Problem statement: All that is needed is every line of the listing below that has "JSON".

==== Working data

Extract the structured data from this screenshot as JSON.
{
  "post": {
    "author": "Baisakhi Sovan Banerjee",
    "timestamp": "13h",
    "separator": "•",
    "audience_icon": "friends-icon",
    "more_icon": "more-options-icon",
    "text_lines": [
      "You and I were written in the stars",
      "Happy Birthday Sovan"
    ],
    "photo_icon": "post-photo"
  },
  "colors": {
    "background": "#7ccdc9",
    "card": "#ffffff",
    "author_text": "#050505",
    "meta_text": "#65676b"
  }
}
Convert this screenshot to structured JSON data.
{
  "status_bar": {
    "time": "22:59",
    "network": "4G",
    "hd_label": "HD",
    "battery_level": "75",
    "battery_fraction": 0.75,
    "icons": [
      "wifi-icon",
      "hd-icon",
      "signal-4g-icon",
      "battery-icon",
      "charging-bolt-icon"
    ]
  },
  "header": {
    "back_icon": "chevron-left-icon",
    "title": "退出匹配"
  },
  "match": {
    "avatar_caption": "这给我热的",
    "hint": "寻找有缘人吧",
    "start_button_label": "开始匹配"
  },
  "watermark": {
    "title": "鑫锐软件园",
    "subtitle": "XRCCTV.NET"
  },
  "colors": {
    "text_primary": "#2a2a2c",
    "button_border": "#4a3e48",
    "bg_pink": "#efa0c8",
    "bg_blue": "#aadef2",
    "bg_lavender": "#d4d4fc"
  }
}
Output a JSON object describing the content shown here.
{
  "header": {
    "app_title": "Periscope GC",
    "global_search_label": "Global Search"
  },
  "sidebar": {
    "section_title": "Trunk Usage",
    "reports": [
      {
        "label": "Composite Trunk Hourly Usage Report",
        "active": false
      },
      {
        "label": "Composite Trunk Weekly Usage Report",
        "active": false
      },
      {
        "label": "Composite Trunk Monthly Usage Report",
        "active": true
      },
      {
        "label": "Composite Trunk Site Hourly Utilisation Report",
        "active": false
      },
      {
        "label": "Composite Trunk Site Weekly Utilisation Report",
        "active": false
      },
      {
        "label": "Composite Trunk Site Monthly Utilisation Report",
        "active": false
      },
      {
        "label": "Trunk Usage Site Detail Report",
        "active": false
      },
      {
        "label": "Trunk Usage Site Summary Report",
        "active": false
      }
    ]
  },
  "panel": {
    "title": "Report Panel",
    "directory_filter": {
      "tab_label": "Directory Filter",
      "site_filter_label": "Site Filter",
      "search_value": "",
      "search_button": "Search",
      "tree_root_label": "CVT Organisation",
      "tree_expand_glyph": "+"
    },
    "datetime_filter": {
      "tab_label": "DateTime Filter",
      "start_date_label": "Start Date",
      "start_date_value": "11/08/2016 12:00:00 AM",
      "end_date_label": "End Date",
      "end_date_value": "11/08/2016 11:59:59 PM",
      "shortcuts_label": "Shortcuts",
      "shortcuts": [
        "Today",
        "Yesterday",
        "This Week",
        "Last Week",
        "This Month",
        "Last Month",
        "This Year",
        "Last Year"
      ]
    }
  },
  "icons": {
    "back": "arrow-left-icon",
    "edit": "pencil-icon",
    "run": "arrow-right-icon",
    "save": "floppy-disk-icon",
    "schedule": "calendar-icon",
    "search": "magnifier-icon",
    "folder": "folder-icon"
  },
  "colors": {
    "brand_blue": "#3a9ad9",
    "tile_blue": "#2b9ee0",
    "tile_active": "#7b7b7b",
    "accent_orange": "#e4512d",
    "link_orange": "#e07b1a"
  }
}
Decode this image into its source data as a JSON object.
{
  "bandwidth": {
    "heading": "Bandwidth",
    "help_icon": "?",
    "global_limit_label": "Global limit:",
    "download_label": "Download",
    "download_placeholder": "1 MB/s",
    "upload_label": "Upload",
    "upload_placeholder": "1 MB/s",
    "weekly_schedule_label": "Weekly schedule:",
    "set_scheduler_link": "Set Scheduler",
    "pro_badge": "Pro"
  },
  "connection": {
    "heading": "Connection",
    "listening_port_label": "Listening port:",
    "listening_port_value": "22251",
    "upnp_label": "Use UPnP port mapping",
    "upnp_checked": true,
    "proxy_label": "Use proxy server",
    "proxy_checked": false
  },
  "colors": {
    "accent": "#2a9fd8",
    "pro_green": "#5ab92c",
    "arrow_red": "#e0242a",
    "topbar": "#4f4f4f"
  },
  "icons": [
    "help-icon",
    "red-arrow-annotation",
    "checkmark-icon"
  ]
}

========

Expected answer:
Extract the structured data from this screenshot as JSON.
Convert this screenshot to structured JSON data.
Output a JSON object describing the content shown here.
Decode this image into its source data as a JSON object.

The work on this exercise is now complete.